Ultimately, I think Anna Dressed in Blood is probably the best Young Adult novel this year and will certainly be on my list of all time favorite reads. I don’t know what Kendare Blake is going to come up with to top this phenomenal debut, but I have no doubt that she will. Did you happen to see the interview she did at Down the Rabbit Hole where she answered every question with quotes from the book? How awesome is that? I predict that we’ll see some amazing things from this author, remember I said so. If you haven’t already gotten yourself a copy of this book, you should definitely do so. This isn’t one that you want to miss out on. I would recommend this to everyone.
This is Peter Pan like I have never imagined it. The Child Thief is one of the most disturbing, violent, and frightening fairy tale re-imaginings I'veThis is Peter Pan like I have never imagined it. The Child Thief is one of the most disturbing, violent, and frightening fairy tale re-imaginings I've ever read. It reminds me of the more grim versions of "Grimm's Fairy Tales" That being said, I was absolutely enthralled, I couldn't put it down. There were some times when I had to walk away from it for a bit, but I'm a bit squeamish when it comes to even a hint of gore. There were also some situations that were uncomfortable to read about such as child abuse, torture, and molestation. However, these things do happen and the way they were used in the story was fitting.
Peter finds his "lost boys" among the forgotten children, the runaways, the abused and neglected. He offers them a chance at a different kind of life in a magical world where they never have to grow up and each day is a new adventure. He does warn them that there are also monsters. With his golden eyes and infectious smile, Peter finds it easy to win over these mistreated kids and he creates his own clan in mist shrouded Avalon, his refuge from the cruelties he, himself, experienced in the human world.
Brom paints a vivid world of dying beauty and frightening violence. I love the images he creates of the fairies, pixies, elves, and even the more dangerous creatures that lurk in the swamps. One thing that this author has done incredibly well is blur the line between good and evil. I found myself, several times, feeling sympathy for a character I hated just a couple pages before.
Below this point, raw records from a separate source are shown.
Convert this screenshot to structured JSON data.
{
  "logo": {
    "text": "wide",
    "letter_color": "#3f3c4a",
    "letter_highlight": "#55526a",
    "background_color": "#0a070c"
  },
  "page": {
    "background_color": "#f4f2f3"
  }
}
Ultimately I feel that this is a extraordinary story, one that fans of dark fantasy will certainly want on their shelves. The characters, the world, the plot were all written so flawlessly that I easily lost myself in the pages. I would highly recommend The Child Thief and want to thank the person who recommended it to me. ...more